One sentence description of content:
Any time restrictions for your attendance (between 12 and 3pm on 2nd April):
Any copyright issues: [streaming live, this won’t be an issue but we might need to edit some things for the recording, given copyright law].
A reminder of some suggestions:
- Classic Easter hymns and contemporary music
- Traditional sermons and prayers
- All age talks and stories
- Bible reading and poetry recitals
- Art reflections and visual parables
- Silent offerings, dramatic readings and short talks on contemporary situations of injustice
Ideally, all the contributions will be live but if you are willing take part and cannot or would rather not come to the church for any reason, please note that in your response and we’ll do our best to enable that to happen – sharing items on the screen. We obviously don’t want anyone who is prepared to participate to be excluded from doing so.
A Thought for the Week
I alone cannot change the world, but I can cast a stone across the water to create many ripples. Mother Teresa
ZOOM SERVICES: Log in opens at 10.30 for pre-service chat. Services will start at 10.45 or as advertised. Zoom service link – https://us02web.zoom.us/j/89461145366?pwd=S3ExNTVjdGVGdXlGVlNQc2k3eldudz09
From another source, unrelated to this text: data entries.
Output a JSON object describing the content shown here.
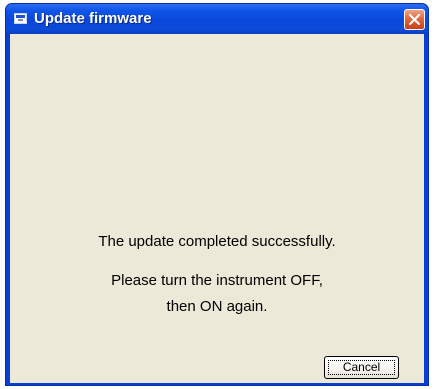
{
  "window": {
    "title": "Update firmware",
    "icon": "app-window-icon",
    "colors": {
      "titlebar": "#0a47dc",
      "client": "#ece9d8",
      "close_button": "#e2663d"
    }
  },
  "message": {
    "line1": "The update completed successfully.",
    "line2": "Please turn the instrument OFF,",
    "line3": "then ON again."
  },
  "buttons": {
    "cancel_label": "Cancel",
    "close_icon": "close-icon"
  }
}
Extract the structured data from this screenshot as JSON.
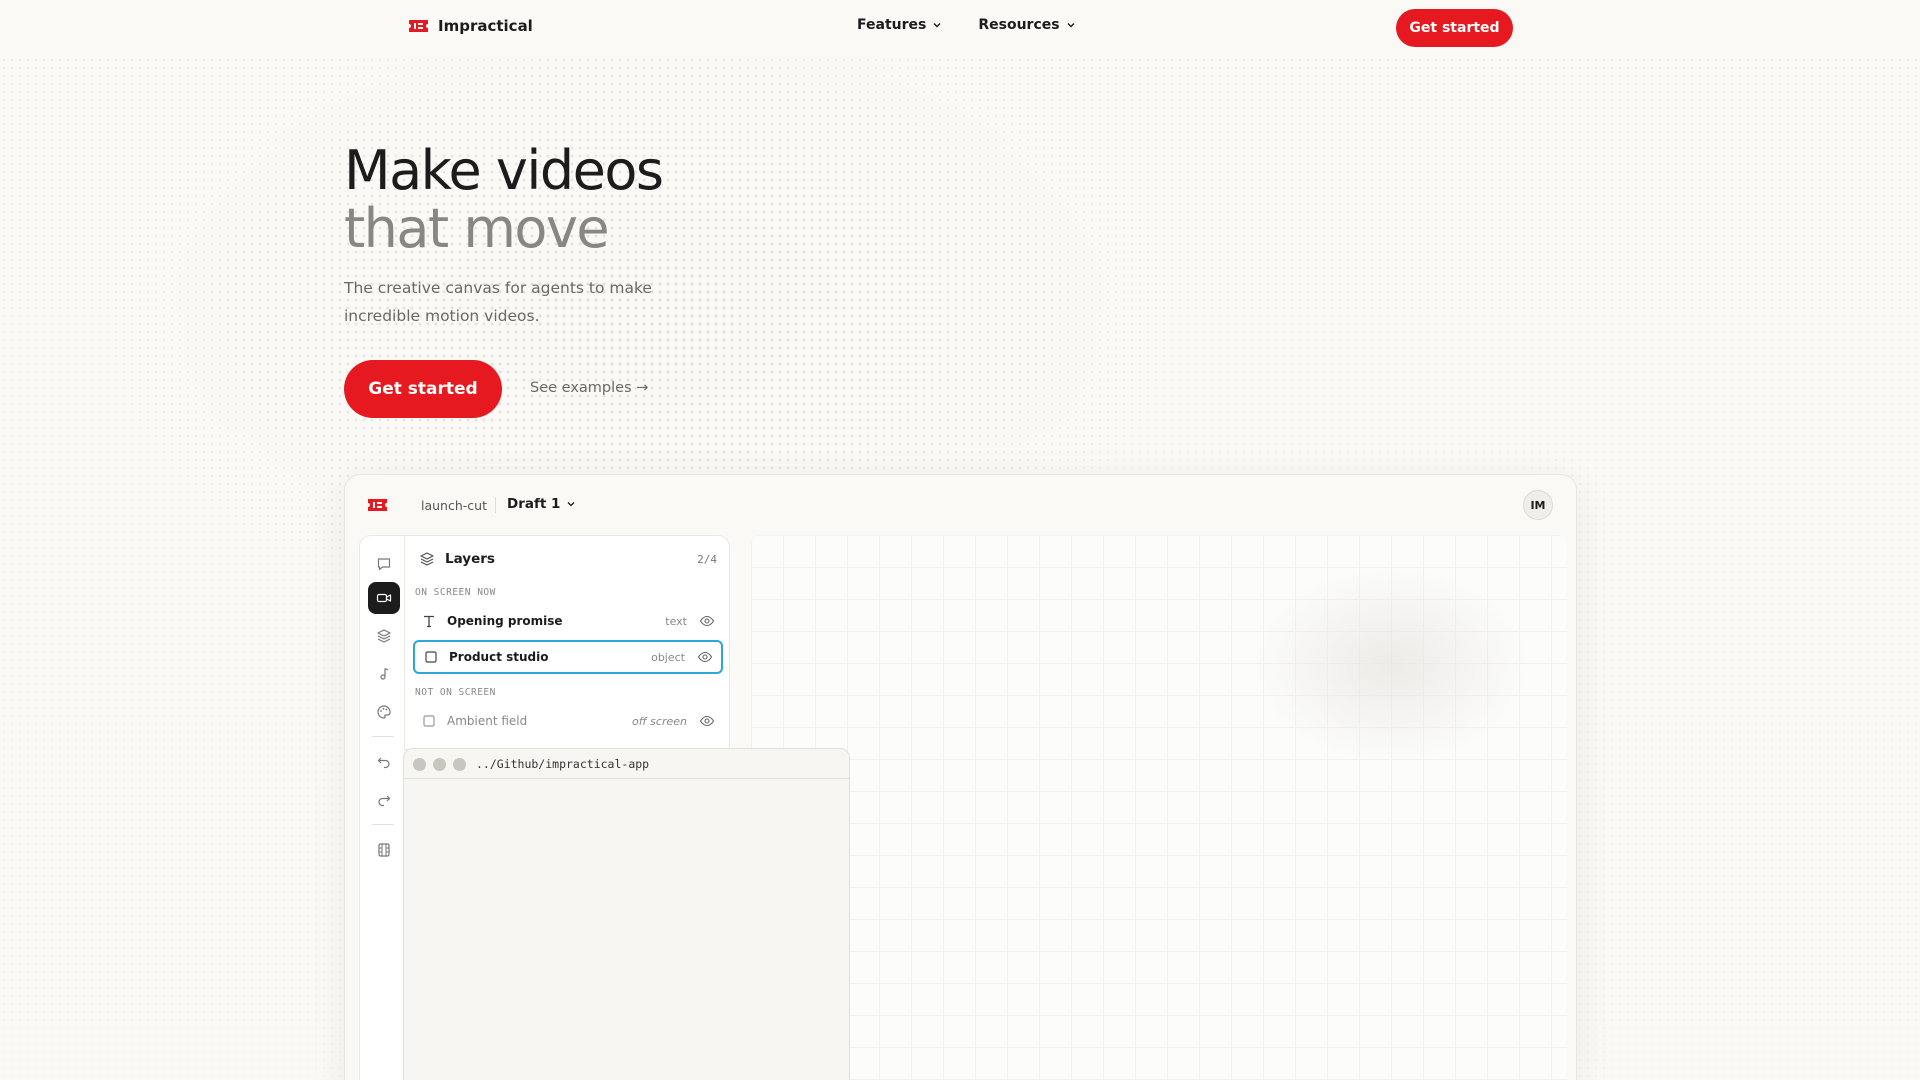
{
  "nav": {
    "brand": "Impractical",
    "menu": [
      {
        "label": "Features"
      },
      {
        "label": "Resources"
      }
    ],
    "cta": "Get started"
  },
  "hero": {
    "title_line1": "Make videos",
    "title_line2": "that move",
    "subtitle": "The creative canvas for agents to make incredible motion videos.",
    "cta": "Get started",
    "link": "See examples →"
  },
  "app": {
    "project": "launch-cut",
    "draft": "Draft 1",
    "avatar": "IM",
    "layers": {
      "title": "Layers",
      "count": "2/4",
      "on_screen_label": "ON SCREEN NOW",
      "not_on_screen_label": "NOT ON SCREEN",
      "items": [
        {
          "name": "Opening promise",
          "type": "text",
          "icon": "text-icon"
        },
        {
          "name": "Product studio",
          "type": "object",
          "icon": "square-icon",
          "selected": true
        },
        {
          "name": "Ambient field",
          "type": "off screen",
          "icon": "square-icon"
        }
      ]
    },
    "terminal": {
      "path": "../Github/impractical-app"
    }
  },
  "colors": {
    "accent": "#e5191f",
    "selection": "#2aa8d6",
    "background": "#faf9f6"
  }
}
To join by phone (call 0203 901 7895. then, when asked, type in the meeting ID – 894 6114 5366; followed – when asked – by the passcode – 8453605) Calls are charged at standard UK call rates.
Holy Week Worship 2021
Below is an outline of this year’s holy week worship. We hope that the diversity of worship offered – in both form and content will enable all of us to engage with the Easter story in some way.
All online services will be made available via our usual Sunday morning details unless otherwise stated.
May we have a blessed a holy week as, with Christ, we walk to the cross…and from the empty tomb.
5pm – A final chance to gather and discuss our Lent book ‘Falling Upward’ by Richard Rohr.
Palm Sunday to Easter Sunday
From Palm Sunday, you are invited to join us twice a day as we walk the stations of the cross together using music, art, drama and prayer. [on our website and YouTube channel]
For those not online, the reflections used within the twice daily services will be printed out and accompany a gift pack containing other items that might aid your holy week worship at home. Those not receiving these packages who would like a Palm Cross to display during the week should contact their elder.
We gather together online and around our tables at home as we remember the meal that Jesus shared with his friends on the night before he was killed. [Online & printed]
Good Friday ~ 12 – 3pm
We mark Jesus’ final hours on the cross with a live-streamed ‘Service of the Hours’ – bringing together our newly installed technology with an ancient tale of human violence and divine forgiveness.
4pm – St. David’s Uniting Church. Adhering to all the relevant guidance and restrictions (which includes mandatory mask-wearing, social distancing, and the absence of communal singing or conversation) we will be opening the church building for a short Communion service. ease bring your own bread & wine (or equivalent).
Celtic crosses can be found across our land and come in a range of shapes and sizes. Unique and, originally, colourful, they were a marker of special places & people, and were intended to make people pause and think. We’re hoping to create some beautiful Celtic crosses of our own, to be placed outside all three of our church buildings for Easter Sunday, encouraging passers-by to pause and think today.
We will give out some prepared Celtic patterns and invite you to reflect on the story of the cross, the wonder of Welsh Christian heritage, and our love of the places and people who are special to us, by colouring in a section (or many sections!) of our Celtic crosses.
Please then get your creation to us by midday on Good Friday – either through the Gelliwastad Road letterbox, in Phil’s bench, handed to your courier, or through contacting Sue Walkling to pick it up. Together, may we make bold and beautiful cross creations!